Every office needs a leader who can deal with volatile situations and maintain order.
22. Indifferent to employee concerns
A bad manager is someone indifferent to the concerns of their staff; a senior programmer might be worried about the long hours of their role, or an intern may have questions about their performance review; whatever the case, an unsupportive boss will likely ignore these queries, letting them go unanswered.
23. Poor track record
A poor track record is one of the main warning signs of bad management and can create a ripple effect across the entire company.
For example, missing quarterly goals on a regular basis could demonstrate your boss’ inability to help your team excel an reach their full potential. Eventually, this can lead to deflated morale, poor productivity as well as demotivation across the office.
24. Takes credit for your work
Bad managers tend to take credit for their team's work and achievements, even if they were not involved in the project in any way, other than delegating tasks. Not only is this discouraging, but it is also downright insulting, and it could prevent employees from excelling in their jobs in the future.
It is common for workplaces to engage in gossip. While this is unprofessional and uncouth, it is even worse for your boss to share gossip with lower-level employees and spread rumours across the office.
26. Lack of delegation
Every team needs direction and guidance. Therefore, it's concerning when managers expect workers to merely complete assignments without any delegation from their side.
While autonomous and efficient employees might be able to function without any kind of management and task delegation, your boss should still be actively involved in this process, ensuring that everything is working like clockwork and offering guidance to those who might need it.
27. Staging the workplace
How many times have you noticed managers staging a workplace at the presence of other executives or high-profile clients? This consists of them pretending to be kind to their team, giving the impression of order, and suggesting there is a collaborative environment. But once their visitors leave, they drop the act and everything returns back to how it was.

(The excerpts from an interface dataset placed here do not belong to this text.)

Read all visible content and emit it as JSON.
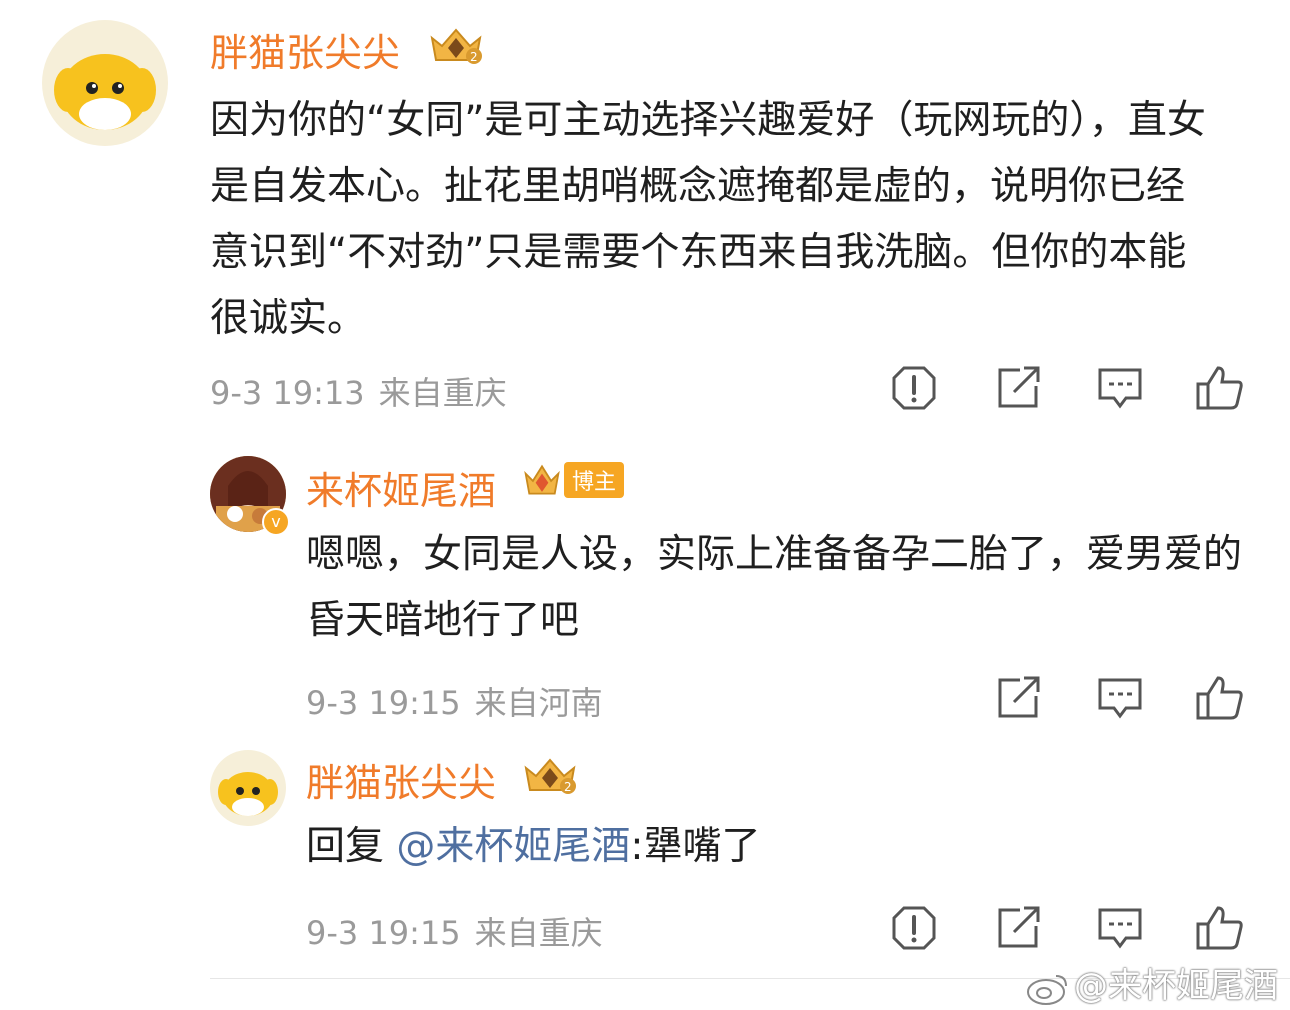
{
  "colors": {
    "name": "#f07b2a",
    "mention": "#4f6fa0",
    "meta": "#9a9a9a"
  },
  "comments": [
    {
      "user": "胖猫张尖尖",
      "text": "因为你的“女同”是可主动选择兴趣爱好（玩网玩的），直女是自发本心。扯花里胡哨概念遮掩都是虚的，说明你已经意识到“不对劲”只是需要个东西来自我洗脑。但你的本能很诚实。",
      "time": "9-3 19:13",
      "location": "来自重庆"
    },
    {
      "user": "来杯姬尾酒",
      "blogger_badge": "博主",
      "text": "嗯嗯，女同是人设，实际上准备备孕二胎了，爱男爱的昏天暗地行了吧",
      "time": "9-3 19:15",
      "location": "来自河南"
    },
    {
      "user": "胖猫张尖尖",
      "reply_prefix": "回复 ",
      "mention": "@来杯姬尾酒",
      "reply_text": ":犟嘴了",
      "time": "9-3 19:15",
      "location": "来自重庆"
    }
  ],
  "watermark": "@来杯姬尾酒",
  "icons": [
    "report-icon",
    "share-icon",
    "comment-icon",
    "like-icon"
  ]
}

Is an indecisive manager better than an authoritarian boss? Both are warning signs of bad workplace culture. That said, a manager who cannot make a concrete choice or a specific decision about a particular project will never get things done.
Ultimately, you can imagine a frantic manager scratching their head, unable to offer insight or guidance when asked important questions and advice by their team.
29. Dates the staff
A boss who regularly dates their staff is one of the worst leaders an office can have. This creates an atmosphere of discomfort, especially if the relationship ends on bad terms, but also shows your boss does not respect certain boundaries.
In some cases, they may even be breaking company policy by initiating romantic relationships with their employees.
30. Can never say ‘no’
A passive boss who is constantly saying ‘yes’ may be great in the beginning, but a lenient manager who never sets boundaries, will soon create a workplace where many of the employees are unproductive and unprofessional.
Researchers from Harvard Business School found that the stress of having a bad boss can be as damaging as second-hand smoking.
To combat these negative effects early on, watch out for the major signs and find ways to rationalise with a bad boss, if that’s possible. If not, consider moving your career to a new and positive environment.
Join the discussion! Have you got a bad boss? If so, let us know what they do and how you handle them in the comments section below.
This article is an updated version of an earlier article originally published on 27 November 2017 and contains contributions from Andrew Moran.